Data entries:
§
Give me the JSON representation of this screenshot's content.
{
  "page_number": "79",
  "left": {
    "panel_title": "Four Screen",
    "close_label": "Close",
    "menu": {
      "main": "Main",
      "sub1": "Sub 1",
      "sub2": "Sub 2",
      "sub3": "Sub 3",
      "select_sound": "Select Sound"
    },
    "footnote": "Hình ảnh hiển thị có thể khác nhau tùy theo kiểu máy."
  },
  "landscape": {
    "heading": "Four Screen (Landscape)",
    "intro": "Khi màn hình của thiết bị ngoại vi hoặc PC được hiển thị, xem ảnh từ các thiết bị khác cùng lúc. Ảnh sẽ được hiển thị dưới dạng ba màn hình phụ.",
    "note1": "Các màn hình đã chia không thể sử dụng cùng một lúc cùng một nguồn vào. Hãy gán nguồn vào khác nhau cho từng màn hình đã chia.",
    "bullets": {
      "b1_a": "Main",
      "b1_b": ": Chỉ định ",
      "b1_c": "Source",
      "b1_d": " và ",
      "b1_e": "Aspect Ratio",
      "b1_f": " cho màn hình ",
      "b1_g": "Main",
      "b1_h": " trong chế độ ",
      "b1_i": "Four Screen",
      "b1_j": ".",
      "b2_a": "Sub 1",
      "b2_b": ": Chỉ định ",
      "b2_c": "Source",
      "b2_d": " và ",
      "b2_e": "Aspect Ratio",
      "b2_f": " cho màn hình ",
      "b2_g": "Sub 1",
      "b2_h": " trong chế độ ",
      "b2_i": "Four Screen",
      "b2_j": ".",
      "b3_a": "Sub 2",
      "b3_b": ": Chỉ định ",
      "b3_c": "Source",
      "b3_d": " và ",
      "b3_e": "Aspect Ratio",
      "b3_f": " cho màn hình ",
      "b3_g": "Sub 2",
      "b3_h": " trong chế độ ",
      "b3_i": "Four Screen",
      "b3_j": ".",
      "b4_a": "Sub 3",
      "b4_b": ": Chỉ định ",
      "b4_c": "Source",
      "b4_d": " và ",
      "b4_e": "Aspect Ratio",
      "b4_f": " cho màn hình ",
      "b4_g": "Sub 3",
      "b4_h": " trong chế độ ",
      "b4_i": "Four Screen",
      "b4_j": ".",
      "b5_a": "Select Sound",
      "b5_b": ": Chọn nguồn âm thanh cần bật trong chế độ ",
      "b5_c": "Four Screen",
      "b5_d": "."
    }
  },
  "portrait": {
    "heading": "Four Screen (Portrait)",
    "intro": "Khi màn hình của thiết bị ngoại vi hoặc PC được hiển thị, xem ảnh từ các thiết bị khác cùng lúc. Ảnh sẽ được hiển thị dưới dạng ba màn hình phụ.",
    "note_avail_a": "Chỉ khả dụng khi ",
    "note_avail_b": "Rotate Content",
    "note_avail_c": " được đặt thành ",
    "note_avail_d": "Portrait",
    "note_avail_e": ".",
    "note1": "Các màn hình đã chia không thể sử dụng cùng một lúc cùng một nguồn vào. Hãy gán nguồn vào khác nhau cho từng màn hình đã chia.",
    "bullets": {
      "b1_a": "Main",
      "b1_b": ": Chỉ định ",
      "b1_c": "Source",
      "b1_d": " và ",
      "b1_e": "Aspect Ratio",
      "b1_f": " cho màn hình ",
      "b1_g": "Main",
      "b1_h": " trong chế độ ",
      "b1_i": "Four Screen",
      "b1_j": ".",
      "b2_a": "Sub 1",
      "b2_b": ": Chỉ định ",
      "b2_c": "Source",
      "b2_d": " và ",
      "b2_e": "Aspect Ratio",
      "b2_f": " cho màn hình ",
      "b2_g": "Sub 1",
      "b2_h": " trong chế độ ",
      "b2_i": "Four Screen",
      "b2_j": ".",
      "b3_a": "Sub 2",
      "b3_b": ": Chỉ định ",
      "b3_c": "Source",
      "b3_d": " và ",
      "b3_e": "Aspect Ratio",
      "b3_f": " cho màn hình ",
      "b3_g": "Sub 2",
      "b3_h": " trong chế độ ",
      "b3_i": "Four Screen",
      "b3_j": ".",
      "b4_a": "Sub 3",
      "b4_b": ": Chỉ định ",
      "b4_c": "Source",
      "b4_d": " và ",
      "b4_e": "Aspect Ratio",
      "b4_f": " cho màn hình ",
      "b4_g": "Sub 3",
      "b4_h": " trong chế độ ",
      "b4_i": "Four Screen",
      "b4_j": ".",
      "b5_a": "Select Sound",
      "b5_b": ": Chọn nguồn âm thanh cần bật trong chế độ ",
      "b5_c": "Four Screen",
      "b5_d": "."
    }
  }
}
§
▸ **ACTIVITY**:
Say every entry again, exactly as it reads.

▸ **RESULT**:
Give me the JSON representation of this screenshot's content.
{
  "page_number": "79",
  "left": {
    "panel_title": "Four Screen",
    "close_label": "Close",
    "menu": {
      "main": "Main",
      "sub1": "Sub 1",
      "sub2": "Sub 2",
      "sub3": "Sub 3",
      "select_sound": "Select Sound"
    },
    "footnote": "Hình ảnh hiển thị có thể khác nhau tùy theo kiểu máy."
  },
  "landscape": {
    "heading": "Four Screen (Landscape)",
    "intro": "Khi màn hình của thiết bị ngoại vi hoặc PC được hiển thị, xem ảnh từ các thiết bị khác cùng lúc. Ảnh sẽ được hiển thị dưới dạng ba màn hình phụ.",
    "note1": "Các màn hình đã chia không thể sử dụng cùng một lúc cùng một nguồn vào. Hãy gán nguồn vào khác nhau cho từng màn hình đã chia.",
    "bullets": {
      "b1_a": "Main",
      "b1_b": ": Chỉ định ",
      "b1_c": "Source",
      "b1_d": " và ",
      "b1_e": "Aspect Ratio",
      "b1_f": " cho màn hình ",
      "b1_g": "Main",
      "b1_h": " trong chế độ ",
      "b1_i": "Four Screen",
      "b1_j": ".",
      "b2_a": "Sub 1",
      "b2_b": ": Chỉ định ",
      "b2_c": "Source",
      "b2_d": " và ",
      "b2_e": "Aspect Ratio",
      "b2_f": " cho màn hình ",
      "b2_g": "Sub 1",
      "b2_h": " trong chế độ ",
      "b2_i": "Four Screen",
      "b2_j": ".",
      "b3_a": "Sub 2",
      "b3_b": ": Chỉ định ",
      "b3_c": "Source",
      "b3_d": " và ",
      "b3_e": "Aspect Ratio",
      "b3_f": " cho màn hình ",
      "b3_g": "Sub 2",
      "b3_h": " trong chế độ ",
      "b3_i": "Four Screen",
      "b3_j": ".",
      "b4_a": "Sub 3",
      "b4_b": ": Chỉ định ",
      "b4_c": "Source",
      "b4_d": " và ",
      "b4_e": "Aspect Ratio",
      "b4_f": " cho màn hình ",
      "b4_g": "Sub 3",
      "b4_h": " trong chế độ ",
      "b4_i": "Four Screen",
      "b4_j": ".",
      "b5_a": "Select Sound",
      "b5_b": ": Chọn nguồn âm thanh cần bật trong chế độ ",
      "b5_c": "Four Screen",
      "b5_d": "."
    }
  },
  "portrait": {
    "heading": "Four Screen (Portrait)",
    "intro": "Khi màn hình của thiết bị ngoại vi hoặc PC được hiển thị, xem ảnh từ các thiết bị khác cùng lúc. Ảnh sẽ được hiển thị dưới dạng ba màn hình phụ.",
    "note_avail_a": "Chỉ khả dụng khi ",
    "note_avail_b": "Rotate Content",
    "note_avail_c": " được đặt thành ",
    "note_avail_d": "Portrait",
    "note_avail_e": ".",
    "note1": "Các màn hình đã chia không thể sử dụng cùng một lúc cùng một nguồn vào. Hãy gán nguồn vào khác nhau cho từng màn hình đã chia.",
    "bullets": {
      "b1_a": "Main",
      "b1_b": ": Chỉ định ",
      "b1_c": "Source",
      "b1_d": " và ",
      "b1_e": "Aspect Ratio",
      "b1_f": " cho màn hình ",
      "b1_g": "Main",
      "b1_h": " trong chế độ ",
      "b1_i": "Four Screen",
      "b1_j": ".",
      "b2_a": "Sub 1",
      "b2_b": ": Chỉ định ",
      "b2_c": "Source",
      "b2_d": " và ",
      "b2_e": "Aspect Ratio",
      "b2_f": " cho màn hình ",
      "b2_g": "Sub 1",
      "b2_h": " trong chế độ ",
      "b2_i": "Four Screen",
      "b2_j": ".",
      "b3_a": "Sub 2",
      "b3_b": ": Chỉ định ",
      "b3_c": "Source",
      "b3_d": " và ",
      "b3_e": "Aspect Ratio",
      "b3_f": " cho màn hình ",
      "b3_g": "Sub 2",
      "b3_h": " trong chế độ ",
      "b3_i": "Four Screen",
      "b3_j": ".",
      "b4_a": "Sub 3",
      "b4_b": ": Chỉ định ",
      "b4_c": "Source",
      "b4_d": " và ",
      "b4_e": "Aspect Ratio",
      "b4_f": " cho màn hình ",
      "b4_g": "Sub 3",
      "b4_h": " trong chế độ ",
      "b4_i": "Four Screen",
      "b4_j": ".",
      "b5_a": "Select Sound",
      "b5_b": ": Chọn nguồn âm thanh cần bật trong chế độ ",
      "b5_c": "Four Screen",
      "b5_d": "."
    }
  }
}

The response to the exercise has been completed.